Victory by chocolate

More than 25 years ago, Roméo Dallaire, the Canadian major-general commanding the United Nations Assistance Mission for Rwanda, came rolling up to a stick in the road marking a checkpoint manned by a cadre of heavily armed, hyped-up kids. Rwanda was embroiled in civil war; it was on the verge of a genocide. Yet it would be months before the contingent under Dallaire’s command would reach the 2,548 troops authorized by the UN and, even then, it wasn’t enough. The general stepped out of his vehicle to find one of the child soldiers running toward him, AK-47 in hand. The next thing he knew, the barrel of the Soviet-made assault rifle was up his nostril. The kid looked about 13. “His eyeballs were huge, he was sweating, all the kids all around screaming and yelling, and his hand’s on ...
Travels of a wounded soldier
Military Milestones

Travels of a wounded soldier

At noon on Jan. 17, 1917, a group of comrades were eating a lunch of bully beef and hardtack near Vimy, France, when their dugout was damaged by German shelling. Their work was cut out for them. They needed a new dugout “so we will have a place for the night,” Private Harry Morris wrote home in a letter to his family, published online by the Canadian Letters and Images Project (www.canadianletters.ca). Despite the bombardment, they started a new dugout and repaired the damaged walls of their trench and a destroyed gun pit. “[We] keep plugging along, very busy dodging shells.” At 1:30 p.m., the First World War ended for 36-year-old Morris when a shell exploded nearby. “I heard the explosion after I was hit. Shrapnel travels at a greater velocity than the sound.” His thigh ...
When the NAVY won the Grey Cup
Humour Hunt

When the NAVY won the Grey Cup

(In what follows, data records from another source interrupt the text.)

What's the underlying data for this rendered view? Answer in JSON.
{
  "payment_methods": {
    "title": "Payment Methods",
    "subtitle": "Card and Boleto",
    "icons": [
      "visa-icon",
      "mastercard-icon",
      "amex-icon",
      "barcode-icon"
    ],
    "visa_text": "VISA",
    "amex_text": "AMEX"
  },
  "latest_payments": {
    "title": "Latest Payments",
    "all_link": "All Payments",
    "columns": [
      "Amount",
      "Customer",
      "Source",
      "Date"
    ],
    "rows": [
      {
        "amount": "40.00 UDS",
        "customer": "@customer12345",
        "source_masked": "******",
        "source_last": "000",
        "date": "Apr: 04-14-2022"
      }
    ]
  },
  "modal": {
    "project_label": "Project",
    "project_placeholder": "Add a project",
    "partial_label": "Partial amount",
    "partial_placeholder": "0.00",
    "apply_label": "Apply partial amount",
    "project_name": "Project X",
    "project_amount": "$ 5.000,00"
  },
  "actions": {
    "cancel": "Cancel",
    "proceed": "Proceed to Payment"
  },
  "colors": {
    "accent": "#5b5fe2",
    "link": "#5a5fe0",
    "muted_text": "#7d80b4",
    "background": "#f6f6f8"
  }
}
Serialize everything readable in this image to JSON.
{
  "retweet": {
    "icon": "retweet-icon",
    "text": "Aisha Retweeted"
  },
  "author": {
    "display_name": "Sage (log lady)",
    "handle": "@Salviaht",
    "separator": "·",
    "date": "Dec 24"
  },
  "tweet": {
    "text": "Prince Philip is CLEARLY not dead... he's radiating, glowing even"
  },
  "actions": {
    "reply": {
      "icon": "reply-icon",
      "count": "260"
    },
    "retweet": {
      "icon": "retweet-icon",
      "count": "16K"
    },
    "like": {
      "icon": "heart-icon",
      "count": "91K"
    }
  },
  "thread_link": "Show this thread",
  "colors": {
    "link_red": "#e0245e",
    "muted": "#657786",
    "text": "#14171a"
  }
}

– Illustration by Malcolm Jones –   The Royal Canadian Navy racked up an admirable record in the Second World War, but one of its triumphs is little known. While the navy was battling U-boats in the Atlantic Ocean and aiding in the D-Day landings, it also managed to win the Grey Cup. Yes, that Grey Cup. In 1944, for reasons that are vague, navy brass decided to organize a football team from two Montreal establishments, the naval reserve division HMCS Donnacona and the communications training school HMCS St. Hyacinthe. John Crncich, who played for the team—known as the St. Hyacinthe-Donnacona Navy or the Navy Combines—said it was a Cinderella outfit. “They formed a team of football, got into a league that might and, eventually, did vie for the Grey Cup and as it turned out, to ...
The explosion that changed the Navy
Navy

The explosion that changed the Navy

An overheated gearbox on HMCS Kootenay set off a fire that took nine lives The worst peacetime disaster in Canadian naval history occurred on Oct. 23, 1969, when nine crew were killed and another 53 injured in an explosion and fire aboard HMCS Kootenay. The incident marked the last time Canadian service personnel were required to be buried overseas and it helped bring about sweeping changes to shipboard fire-prevention and firefighting systems. The Restigouche-class destroyer was part of a task group that included the aircraft carrier HMCS Bonaventure and eight destroyer escorts sailing in European waters. The group was homeward bound, crossing the English Channel, when Kootenay and HMCS Saguenay broke off to conduct sea trials 320 kilometres off Plymouth, England. Kootenay was r...
Convoy duty aboard HMCS <em>Port Arthur</em>
Military Milestones

Convoy duty aboard HMCS Port Arthur

It’s fair to say Harvey Douglas Burns did not know what lay in store when he left the merchant marine and joined the Royal Canadian Navy in 1942. Sailors in the merchant navy had cabins, shared with one shipmate. After joining the crew of HMCS Port Arthur, he asked a shipmate where he was going to sleep. “Do you see them bars up there? That’s where you hang your hammock.” Conditions on the corvette were crowded. “The ship was made for 85 crew, and there was 105 of us aboard. You didn’t have any privacy,” said Burns in a Memory Project interview. In the washrooms, called heads, the men shared three toilets and wash bowls, “so you had to wait your turn. And there was more mealtimes than meals. When the weather was bad in the North Atlantic, they just give you a can of strawberry jam an...

Sign up today for a FREE download of Canada’s War Stories

Free e-book

An informative primer on Canada’s crucial role in the Normandy landing, June 6, 1944.